**Records for this task**
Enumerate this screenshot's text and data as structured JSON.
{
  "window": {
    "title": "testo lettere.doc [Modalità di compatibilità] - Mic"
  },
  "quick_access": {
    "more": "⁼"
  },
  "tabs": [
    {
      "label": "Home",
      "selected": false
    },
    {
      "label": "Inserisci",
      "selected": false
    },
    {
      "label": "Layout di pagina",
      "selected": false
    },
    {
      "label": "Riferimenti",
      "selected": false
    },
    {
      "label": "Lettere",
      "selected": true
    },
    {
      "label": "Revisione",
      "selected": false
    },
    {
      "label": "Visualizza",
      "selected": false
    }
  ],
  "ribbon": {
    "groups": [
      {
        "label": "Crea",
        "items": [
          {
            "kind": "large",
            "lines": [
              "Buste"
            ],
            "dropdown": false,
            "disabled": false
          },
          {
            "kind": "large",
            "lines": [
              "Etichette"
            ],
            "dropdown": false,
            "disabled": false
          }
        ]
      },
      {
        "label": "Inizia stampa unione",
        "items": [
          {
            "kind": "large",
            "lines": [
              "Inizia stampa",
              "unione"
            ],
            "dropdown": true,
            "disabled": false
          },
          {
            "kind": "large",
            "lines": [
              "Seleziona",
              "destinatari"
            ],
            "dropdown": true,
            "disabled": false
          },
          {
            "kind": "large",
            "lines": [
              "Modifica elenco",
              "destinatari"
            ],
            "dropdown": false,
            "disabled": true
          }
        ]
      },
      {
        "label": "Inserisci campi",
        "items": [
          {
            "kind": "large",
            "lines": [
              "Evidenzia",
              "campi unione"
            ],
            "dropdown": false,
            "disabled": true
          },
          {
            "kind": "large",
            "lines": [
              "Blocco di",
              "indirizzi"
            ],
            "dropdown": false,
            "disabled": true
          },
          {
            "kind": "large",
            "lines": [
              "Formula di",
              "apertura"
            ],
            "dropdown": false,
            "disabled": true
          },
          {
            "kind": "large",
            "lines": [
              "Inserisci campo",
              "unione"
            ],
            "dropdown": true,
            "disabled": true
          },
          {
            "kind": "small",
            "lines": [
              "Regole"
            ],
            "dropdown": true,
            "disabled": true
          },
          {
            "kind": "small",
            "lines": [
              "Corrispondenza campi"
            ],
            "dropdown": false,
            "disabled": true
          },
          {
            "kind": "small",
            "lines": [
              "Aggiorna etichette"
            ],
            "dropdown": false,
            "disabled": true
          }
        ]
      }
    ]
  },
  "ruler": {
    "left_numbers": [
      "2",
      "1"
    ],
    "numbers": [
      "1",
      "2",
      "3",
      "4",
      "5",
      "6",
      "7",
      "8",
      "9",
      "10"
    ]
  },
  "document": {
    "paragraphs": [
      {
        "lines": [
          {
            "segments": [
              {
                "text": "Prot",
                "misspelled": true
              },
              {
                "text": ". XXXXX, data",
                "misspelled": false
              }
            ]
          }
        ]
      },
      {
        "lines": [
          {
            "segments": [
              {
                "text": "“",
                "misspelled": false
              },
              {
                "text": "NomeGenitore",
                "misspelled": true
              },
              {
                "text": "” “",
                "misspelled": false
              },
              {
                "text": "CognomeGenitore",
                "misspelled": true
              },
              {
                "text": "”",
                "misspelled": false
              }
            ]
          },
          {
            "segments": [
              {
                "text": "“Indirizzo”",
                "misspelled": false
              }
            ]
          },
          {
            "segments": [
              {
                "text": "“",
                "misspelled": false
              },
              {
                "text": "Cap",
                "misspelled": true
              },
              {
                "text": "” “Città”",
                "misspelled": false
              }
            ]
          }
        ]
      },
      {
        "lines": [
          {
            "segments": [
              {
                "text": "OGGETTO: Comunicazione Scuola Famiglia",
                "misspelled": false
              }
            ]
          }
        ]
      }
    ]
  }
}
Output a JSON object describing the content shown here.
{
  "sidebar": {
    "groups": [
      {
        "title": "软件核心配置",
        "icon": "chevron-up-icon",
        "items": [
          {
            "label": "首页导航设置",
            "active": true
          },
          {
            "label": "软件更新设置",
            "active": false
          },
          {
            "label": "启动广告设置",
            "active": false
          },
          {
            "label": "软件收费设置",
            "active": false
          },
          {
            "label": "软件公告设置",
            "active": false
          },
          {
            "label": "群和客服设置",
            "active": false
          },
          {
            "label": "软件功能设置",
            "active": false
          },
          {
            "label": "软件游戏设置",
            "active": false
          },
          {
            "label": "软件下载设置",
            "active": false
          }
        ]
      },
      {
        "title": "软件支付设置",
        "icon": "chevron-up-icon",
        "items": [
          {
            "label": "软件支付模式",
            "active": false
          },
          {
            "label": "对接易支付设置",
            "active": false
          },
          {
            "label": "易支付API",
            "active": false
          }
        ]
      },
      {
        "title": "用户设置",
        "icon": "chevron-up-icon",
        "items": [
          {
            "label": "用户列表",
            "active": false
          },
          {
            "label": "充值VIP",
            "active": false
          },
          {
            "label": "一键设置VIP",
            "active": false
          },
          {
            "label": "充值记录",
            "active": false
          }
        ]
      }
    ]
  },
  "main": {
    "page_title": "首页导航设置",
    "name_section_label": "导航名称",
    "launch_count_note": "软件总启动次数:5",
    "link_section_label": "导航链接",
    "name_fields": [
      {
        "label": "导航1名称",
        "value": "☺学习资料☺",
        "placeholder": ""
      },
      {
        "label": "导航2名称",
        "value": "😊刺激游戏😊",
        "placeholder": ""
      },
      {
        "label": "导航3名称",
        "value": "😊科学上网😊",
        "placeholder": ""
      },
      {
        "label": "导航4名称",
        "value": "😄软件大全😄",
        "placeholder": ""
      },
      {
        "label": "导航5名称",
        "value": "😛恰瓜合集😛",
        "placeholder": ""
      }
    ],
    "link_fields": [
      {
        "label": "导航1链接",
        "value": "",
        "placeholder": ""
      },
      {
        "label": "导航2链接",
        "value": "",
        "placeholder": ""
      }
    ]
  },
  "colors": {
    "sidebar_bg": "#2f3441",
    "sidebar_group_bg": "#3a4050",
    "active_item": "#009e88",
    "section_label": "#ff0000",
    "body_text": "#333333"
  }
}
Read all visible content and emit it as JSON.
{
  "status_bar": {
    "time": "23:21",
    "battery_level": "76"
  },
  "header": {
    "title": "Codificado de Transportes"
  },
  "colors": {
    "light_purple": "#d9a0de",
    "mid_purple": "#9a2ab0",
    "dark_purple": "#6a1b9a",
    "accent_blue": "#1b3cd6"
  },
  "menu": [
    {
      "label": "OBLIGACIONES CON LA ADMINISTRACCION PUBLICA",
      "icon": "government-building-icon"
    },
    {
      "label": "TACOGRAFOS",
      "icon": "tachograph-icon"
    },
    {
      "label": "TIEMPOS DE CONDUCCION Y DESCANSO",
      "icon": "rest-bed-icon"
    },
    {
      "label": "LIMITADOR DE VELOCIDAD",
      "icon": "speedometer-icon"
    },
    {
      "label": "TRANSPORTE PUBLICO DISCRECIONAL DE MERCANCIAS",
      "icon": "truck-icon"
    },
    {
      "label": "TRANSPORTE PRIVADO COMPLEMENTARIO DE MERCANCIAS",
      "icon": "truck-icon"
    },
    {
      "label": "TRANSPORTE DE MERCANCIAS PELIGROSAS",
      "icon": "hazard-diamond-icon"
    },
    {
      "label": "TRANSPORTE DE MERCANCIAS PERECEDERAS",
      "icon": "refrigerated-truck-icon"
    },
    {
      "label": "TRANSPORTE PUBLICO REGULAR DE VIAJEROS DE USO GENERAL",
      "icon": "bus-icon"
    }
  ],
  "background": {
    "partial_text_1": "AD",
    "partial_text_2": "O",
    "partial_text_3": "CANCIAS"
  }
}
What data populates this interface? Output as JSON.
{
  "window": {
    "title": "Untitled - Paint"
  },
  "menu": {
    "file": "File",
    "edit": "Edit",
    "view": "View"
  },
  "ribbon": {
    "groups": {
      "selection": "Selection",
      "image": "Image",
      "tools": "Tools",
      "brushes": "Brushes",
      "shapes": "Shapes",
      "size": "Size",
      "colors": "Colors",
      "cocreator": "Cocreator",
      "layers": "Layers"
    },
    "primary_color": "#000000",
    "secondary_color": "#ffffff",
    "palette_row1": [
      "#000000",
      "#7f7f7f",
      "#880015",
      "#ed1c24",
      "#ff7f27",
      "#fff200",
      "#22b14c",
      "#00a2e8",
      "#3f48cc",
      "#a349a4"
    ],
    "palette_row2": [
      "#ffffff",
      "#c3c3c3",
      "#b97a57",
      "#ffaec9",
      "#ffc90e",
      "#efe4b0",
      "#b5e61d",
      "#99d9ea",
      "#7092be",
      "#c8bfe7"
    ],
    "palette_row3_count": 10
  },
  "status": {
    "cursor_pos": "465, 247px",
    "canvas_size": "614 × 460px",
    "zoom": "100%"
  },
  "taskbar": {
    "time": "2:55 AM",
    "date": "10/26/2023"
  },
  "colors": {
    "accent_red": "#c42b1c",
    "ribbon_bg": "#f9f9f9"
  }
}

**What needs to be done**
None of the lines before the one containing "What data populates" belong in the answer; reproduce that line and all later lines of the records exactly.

**Solution to the problem**
What data populates this interface? Output as JSON.
{
  "window": {
    "title": "Untitled - Paint"
  },
  "menu": {
    "file": "File",
    "edit": "Edit",
    "view": "View"
  },
  "ribbon": {
    "groups": {
      "selection": "Selection",
      "image": "Image",
      "tools": "Tools",
      "brushes": "Brushes",
      "shapes": "Shapes",
      "size": "Size",
      "colors": "Colors",
      "cocreator": "Cocreator",
      "layers": "Layers"
    },
    "primary_color": "#000000",
    "secondary_color": "#ffffff",
    "palette_row1": [
      "#000000",
      "#7f7f7f",
      "#880015",
      "#ed1c24",
      "#ff7f27",
      "#fff200",
      "#22b14c",
      "#00a2e8",
      "#3f48cc",
      "#a349a4"
    ],
    "palette_row2": [
      "#ffffff",
      "#c3c3c3",
      "#b97a57",
      "#ffaec9",
      "#ffc90e",
      "#efe4b0",
      "#b5e61d",
      "#99d9ea",
      "#7092be",
      "#c8bfe7"
    ],
    "palette_row3_count": 10
  },
  "status": {
    "cursor_pos": "465, 247px",
    "canvas_size": "614 × 460px",
    "zoom": "100%"
  },
  "taskbar": {
    "time": "2:55 AM",
    "date": "10/26/2023"
  },
  "colors": {
    "accent_red": "#c42b1c",
    "ribbon_bg": "#f9f9f9"
  }
}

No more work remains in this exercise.